**Task instructions**. Exactly how many lines below mention "ffffff"? Answer with that number alone.

Start of Block

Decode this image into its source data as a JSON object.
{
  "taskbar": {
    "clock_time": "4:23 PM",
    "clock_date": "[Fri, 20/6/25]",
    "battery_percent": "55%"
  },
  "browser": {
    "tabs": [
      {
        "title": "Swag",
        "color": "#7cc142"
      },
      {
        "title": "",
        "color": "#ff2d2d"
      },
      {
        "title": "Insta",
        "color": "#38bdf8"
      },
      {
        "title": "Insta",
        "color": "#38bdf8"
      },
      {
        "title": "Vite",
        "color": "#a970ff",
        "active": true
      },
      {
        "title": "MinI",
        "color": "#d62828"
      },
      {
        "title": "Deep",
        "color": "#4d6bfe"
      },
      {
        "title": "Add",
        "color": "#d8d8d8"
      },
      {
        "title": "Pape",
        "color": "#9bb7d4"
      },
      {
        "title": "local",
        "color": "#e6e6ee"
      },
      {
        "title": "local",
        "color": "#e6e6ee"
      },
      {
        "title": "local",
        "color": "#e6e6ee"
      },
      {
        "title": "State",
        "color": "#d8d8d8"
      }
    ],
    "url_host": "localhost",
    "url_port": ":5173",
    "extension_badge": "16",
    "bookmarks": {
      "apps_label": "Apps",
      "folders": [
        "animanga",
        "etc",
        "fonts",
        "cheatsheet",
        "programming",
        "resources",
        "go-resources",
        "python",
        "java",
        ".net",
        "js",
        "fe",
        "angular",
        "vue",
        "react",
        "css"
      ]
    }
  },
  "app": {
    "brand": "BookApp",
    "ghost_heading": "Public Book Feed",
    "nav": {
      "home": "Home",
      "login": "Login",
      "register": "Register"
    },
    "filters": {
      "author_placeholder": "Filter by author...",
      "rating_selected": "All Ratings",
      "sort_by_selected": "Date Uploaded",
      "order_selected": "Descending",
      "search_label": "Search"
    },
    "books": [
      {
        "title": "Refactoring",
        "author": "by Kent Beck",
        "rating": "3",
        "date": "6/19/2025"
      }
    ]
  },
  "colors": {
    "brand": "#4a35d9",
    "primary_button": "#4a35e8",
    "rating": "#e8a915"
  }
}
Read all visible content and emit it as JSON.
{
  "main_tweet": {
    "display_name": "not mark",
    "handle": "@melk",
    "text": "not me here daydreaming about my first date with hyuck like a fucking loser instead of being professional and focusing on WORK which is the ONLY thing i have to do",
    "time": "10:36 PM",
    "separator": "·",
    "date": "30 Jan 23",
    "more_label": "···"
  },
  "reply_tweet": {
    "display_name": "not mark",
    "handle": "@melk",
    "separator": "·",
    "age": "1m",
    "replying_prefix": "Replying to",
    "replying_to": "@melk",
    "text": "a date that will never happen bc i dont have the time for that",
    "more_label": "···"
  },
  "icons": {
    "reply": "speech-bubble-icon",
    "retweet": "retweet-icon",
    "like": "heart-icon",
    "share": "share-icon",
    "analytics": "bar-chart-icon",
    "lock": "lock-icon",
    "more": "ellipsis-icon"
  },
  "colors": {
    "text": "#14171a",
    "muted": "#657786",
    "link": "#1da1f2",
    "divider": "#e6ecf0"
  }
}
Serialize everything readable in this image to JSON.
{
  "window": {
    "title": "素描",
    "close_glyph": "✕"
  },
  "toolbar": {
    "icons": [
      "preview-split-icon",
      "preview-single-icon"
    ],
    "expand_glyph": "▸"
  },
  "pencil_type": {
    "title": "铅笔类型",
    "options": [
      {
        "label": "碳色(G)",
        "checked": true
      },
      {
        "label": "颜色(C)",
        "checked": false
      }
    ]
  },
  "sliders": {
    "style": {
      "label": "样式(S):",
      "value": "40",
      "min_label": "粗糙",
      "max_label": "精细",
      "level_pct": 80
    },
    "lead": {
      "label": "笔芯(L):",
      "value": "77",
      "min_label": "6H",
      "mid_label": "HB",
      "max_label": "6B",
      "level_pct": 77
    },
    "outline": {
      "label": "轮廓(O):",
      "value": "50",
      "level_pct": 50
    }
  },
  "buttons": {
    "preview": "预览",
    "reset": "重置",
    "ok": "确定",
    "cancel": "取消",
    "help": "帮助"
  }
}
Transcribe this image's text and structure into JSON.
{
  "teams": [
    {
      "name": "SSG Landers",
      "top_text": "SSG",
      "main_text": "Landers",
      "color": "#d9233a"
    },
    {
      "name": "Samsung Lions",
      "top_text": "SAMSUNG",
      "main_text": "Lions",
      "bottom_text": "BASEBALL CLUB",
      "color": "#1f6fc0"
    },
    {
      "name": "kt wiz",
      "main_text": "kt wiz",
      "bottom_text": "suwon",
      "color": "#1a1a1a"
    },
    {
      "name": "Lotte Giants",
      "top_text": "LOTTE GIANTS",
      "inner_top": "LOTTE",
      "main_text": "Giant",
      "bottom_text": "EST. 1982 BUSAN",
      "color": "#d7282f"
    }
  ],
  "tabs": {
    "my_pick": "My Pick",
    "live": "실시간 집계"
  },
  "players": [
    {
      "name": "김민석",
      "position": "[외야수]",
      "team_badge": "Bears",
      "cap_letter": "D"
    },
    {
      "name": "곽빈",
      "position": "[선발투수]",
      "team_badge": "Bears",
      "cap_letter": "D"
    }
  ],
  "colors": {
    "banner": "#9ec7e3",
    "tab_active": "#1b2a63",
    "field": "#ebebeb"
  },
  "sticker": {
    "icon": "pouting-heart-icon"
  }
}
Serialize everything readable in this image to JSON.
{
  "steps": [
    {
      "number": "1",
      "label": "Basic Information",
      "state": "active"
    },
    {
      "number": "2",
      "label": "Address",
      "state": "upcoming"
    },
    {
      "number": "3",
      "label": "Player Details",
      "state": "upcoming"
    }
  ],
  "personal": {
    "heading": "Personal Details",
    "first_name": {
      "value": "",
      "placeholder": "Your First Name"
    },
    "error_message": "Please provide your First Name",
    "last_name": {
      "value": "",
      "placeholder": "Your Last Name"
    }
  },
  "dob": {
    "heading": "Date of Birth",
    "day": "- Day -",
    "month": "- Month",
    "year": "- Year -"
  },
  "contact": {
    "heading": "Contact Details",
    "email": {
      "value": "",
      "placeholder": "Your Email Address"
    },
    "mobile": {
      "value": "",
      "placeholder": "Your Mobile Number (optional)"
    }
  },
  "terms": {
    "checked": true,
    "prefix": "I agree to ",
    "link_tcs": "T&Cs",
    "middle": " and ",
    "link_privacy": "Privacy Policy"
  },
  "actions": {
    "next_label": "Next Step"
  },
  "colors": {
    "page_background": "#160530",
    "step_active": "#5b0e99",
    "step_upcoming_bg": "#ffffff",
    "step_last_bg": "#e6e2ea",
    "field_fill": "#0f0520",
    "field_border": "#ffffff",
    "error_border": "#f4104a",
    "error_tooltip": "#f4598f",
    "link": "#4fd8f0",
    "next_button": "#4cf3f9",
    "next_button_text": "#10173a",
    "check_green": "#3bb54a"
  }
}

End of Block

**Solution below**. 2